The Republicans in Northern Virginia near Washington, D.C. backed Rubio, those in Burlington, Vermont liked Ohio Gov. John Kasich, while Republicans in and around Birmingham, Alabama, Little Rock, Arkansas and Louisville, Kentucky were about equally split between Cruz and Rubio.
Some polls in Michigan show Kasich surging. And there is potential for college-educated, upper-income voters in Michigan to unify behind the Ohio governor. Cruz may be too conservative and evangelical for these voters, while Rubio, after his dismal showings in recent primaries, is in danger of appearing to be a candidate with no chance of winning the nomination.
Kasich is well-positioned for a second-place finish in Michigan, but a victory would still be a major upset. Rubio and Cruz are likely to get chunks of the college-educated GOP vote, eating into Kasich's potential support.
Trump Potential Losses: Idaho (32) and Hawaii (19)
Cruz seems to be the strongest candidate in lightly-populated states (Alaska, Maine) and caucuses (Alaska, Maine, Iowa, Kansas). This suggests he has deep support among the most committed Republican activists and a formidable on-the-ground campaign operation.
Hawaii is holding caucuses, and while Idaho has a primary, the contest will still likely have fewer than 100,000 voters.
But Hawaii and Idaho both are demographic outliers in ways that make it difficult to predict the winners. Idaho's population is about 25 percent Mormon, a potential barrier for the Southern Baptist Cruz and therefore an advantage for Trump. There are more Asians (38 percent) than whites (23 percent) in Hawaii.
For Clinton, Potential For Two Blowouts

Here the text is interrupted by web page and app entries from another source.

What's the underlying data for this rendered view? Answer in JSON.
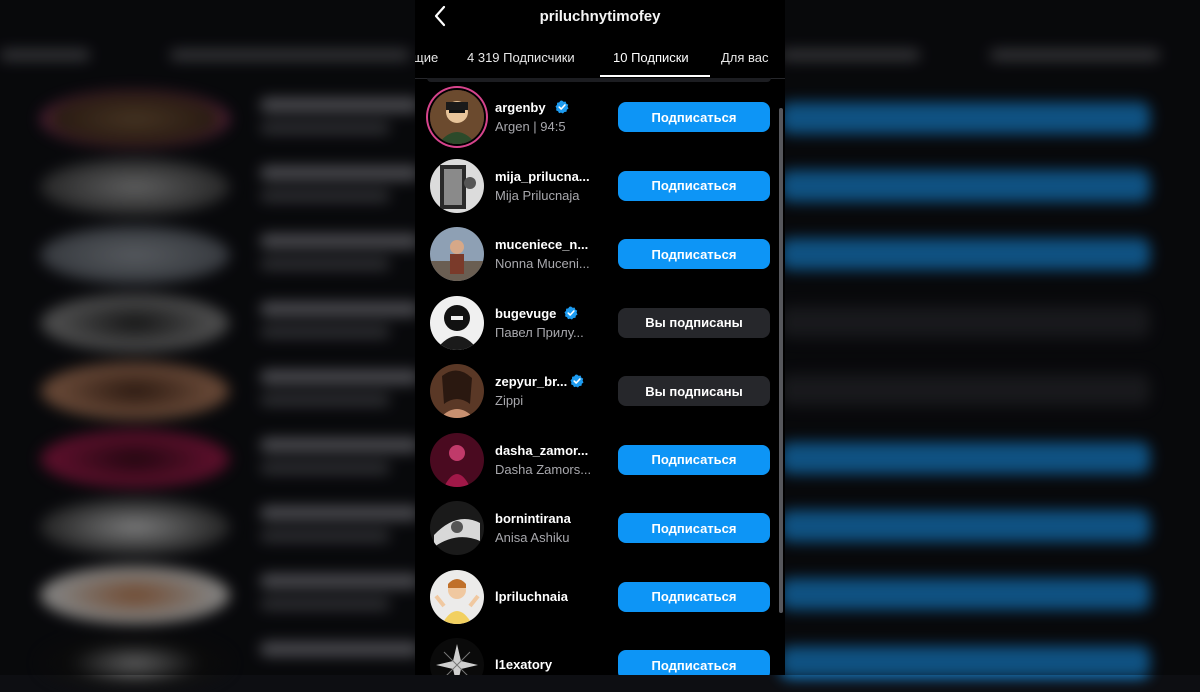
{
  "header": {
    "title": "priluchnytimofey"
  },
  "tabs": [
    {
      "label": "щие"
    },
    {
      "label": "4 319 Подписчики"
    },
    {
      "label": "10 Подписки",
      "active": true
    },
    {
      "label": "Для вас"
    }
  ],
  "users": [
    {
      "username": "argenby",
      "verified": true,
      "fullname": "Argen | 94:5",
      "button": "Подписаться",
      "state": "follow",
      "avatar": "person-icon"
    },
    {
      "username": "mija_prilucna...",
      "verified": false,
      "fullname": "Mija Prilucnaja",
      "button": "Подписаться",
      "state": "follow",
      "avatar": "person-icon"
    },
    {
      "username": "muceniece_n...",
      "verified": false,
      "fullname": "Nonna Muceni...",
      "button": "Подписаться",
      "state": "follow",
      "avatar": "person-icon"
    },
    {
      "username": "bugevuge",
      "verified": true,
      "fullname": "Павел Прилу...",
      "button": "Вы подписаны",
      "state": "following",
      "avatar": "person-icon"
    },
    {
      "username": "zepyur_br...",
      "verified": true,
      "fullname": "Zippi",
      "button": "Вы подписаны",
      "state": "following",
      "avatar": "person-icon"
    },
    {
      "username": "dasha_zamor...",
      "verified": false,
      "fullname": "Dasha Zamors...",
      "button": "Подписаться",
      "state": "follow",
      "avatar": "person-icon"
    },
    {
      "username": "bornintirana",
      "verified": false,
      "fullname": "Anisa Ashiku",
      "button": "Подписаться",
      "state": "follow",
      "avatar": "person-icon"
    },
    {
      "username": "lpriluchnaia",
      "verified": false,
      "fullname": "",
      "button": "Подписаться",
      "state": "follow",
      "avatar": "person-icon"
    },
    {
      "username": "l1exatory",
      "verified": false,
      "fullname": "",
      "button": "Подписаться",
      "state": "follow",
      "avatar": "star-icon"
    }
  ],
  "colors": {
    "follow": "#0d95f6",
    "following": "#26272b",
    "verified": "#1d9bf0",
    "background": "#000000"
  }
}
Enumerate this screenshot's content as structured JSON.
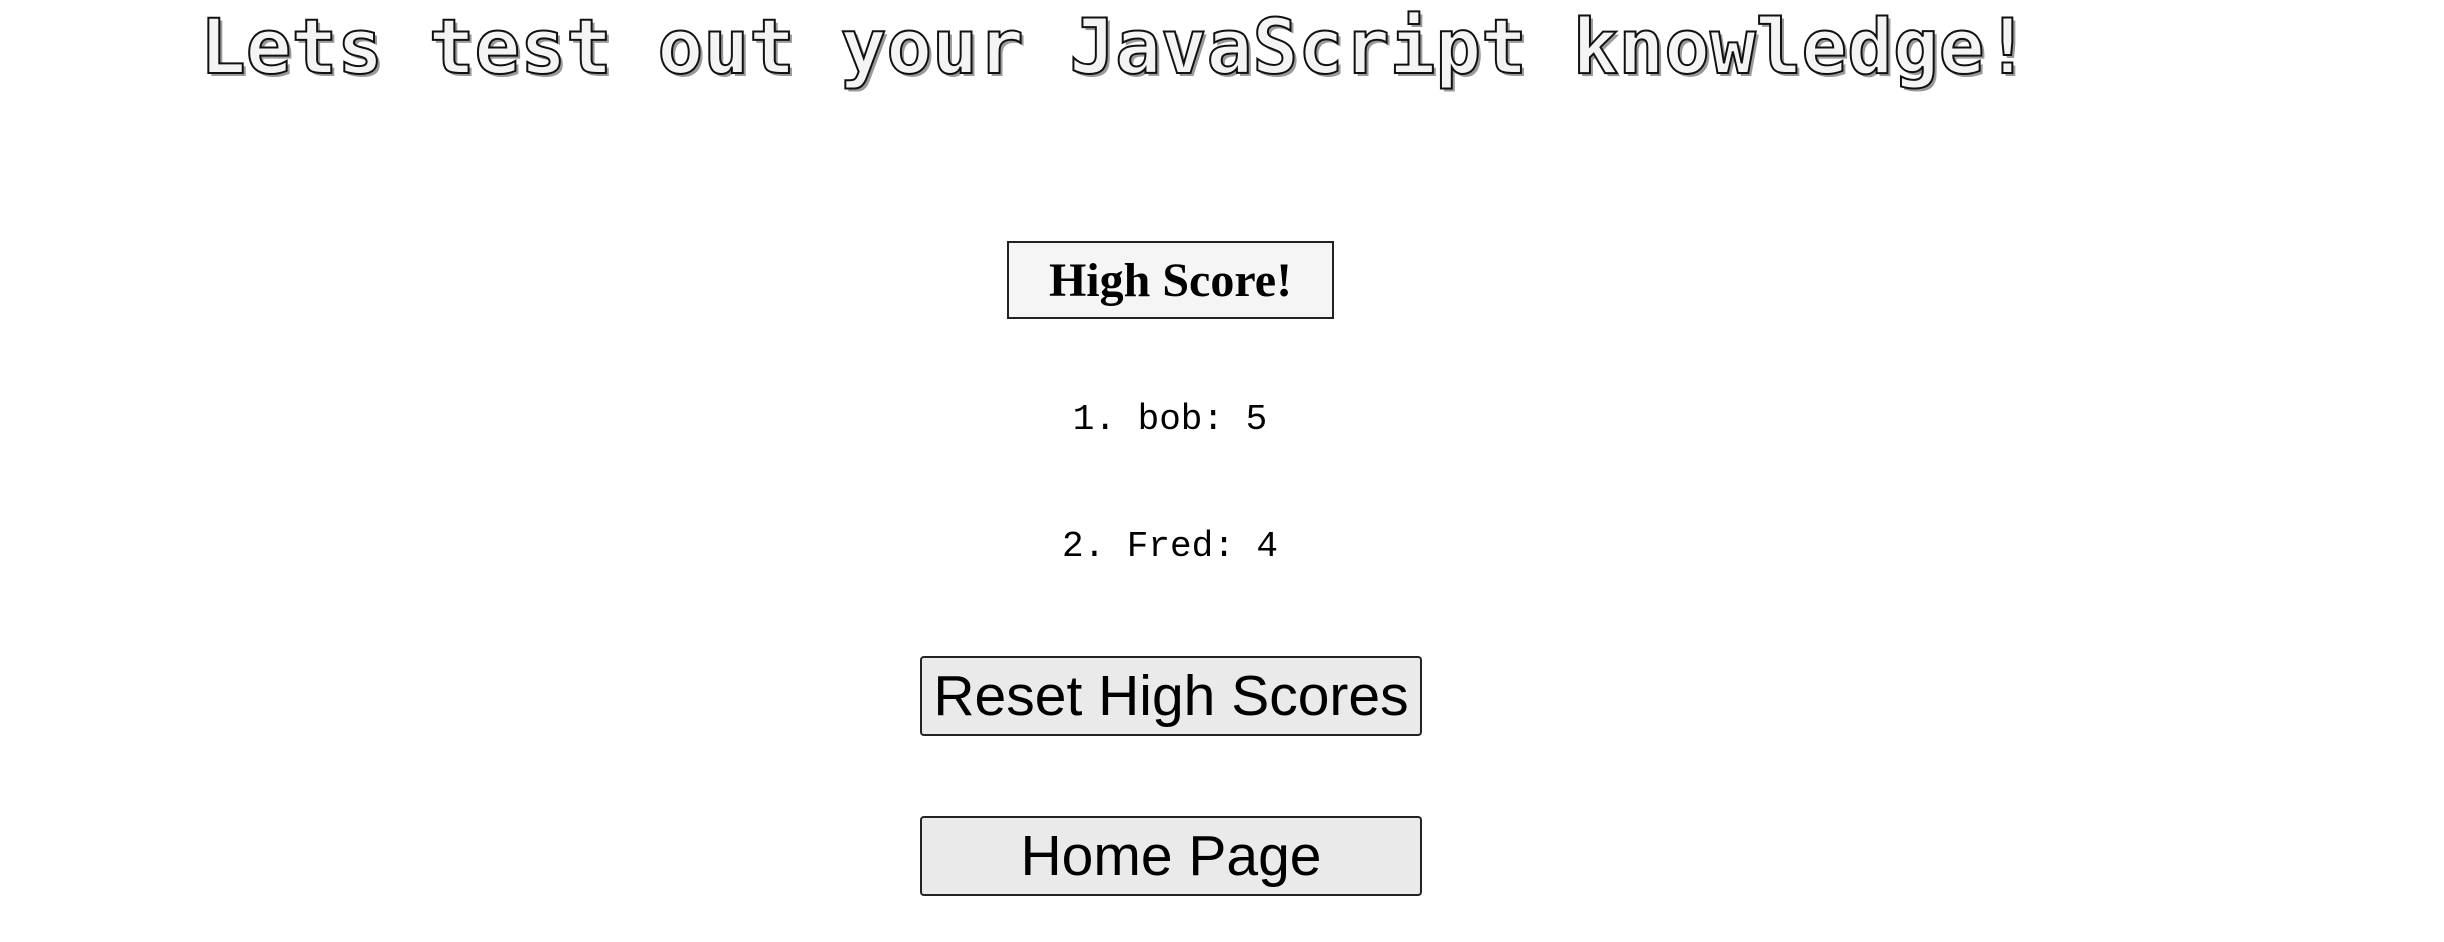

Mississippi's Democratic electorate is about half African-American. If the pattern from other states continues there, Clinton would carry more than 80 percent of the black vote. Because of that huge deficit among Africans-Americans, Sanders could fall below even 35 percent of the overall vote in Mississippi, continuing his series of resounding defeats to Clinton in the South.
The data on Michigan is less clear. In 2008, because of an internal Democratic Party dispute, Clinton competed in the state but Barack Obama did not.
Even without Obama's campaign organizing in the state, 23 percent of the electorate was black in 2008. That number could be higher in Tuesday's primary, a challenge for Sanders.
Michigan will be a revealing contest in the Democratic race. Demographics have predicted many of the early primaries and caucuses, as states with large black populations went to Clinton, while Sanders carried those with very small black populations.
If Michigan's electorate is between 25 and 33 percent black, as expected, that is closer to the median of the Democratic Party overall. And Sanders' core message -- that the American middle class is eroding and that jobs in fields like manufacturing are vital to reversing that trend—is well-suited to states like Michigan and Wisconsin.
Even if Clinton wins the overwhelming majority of the black vote in Michigan, Sanders could carry the state if he gets large margins of the Democrats outside of the Detroit area, which is heavily African-American.
The map of a Sanders win in Michigan would resemble that of Trump in some ways: overwhelming strength in rural areas, minimizing losses around Detroit.
Sanders also needs do well in the Ann Arbor area around the University of Michigan, which has lots of liberals under age 45, the kind of voters who tend to back the Vermont senator.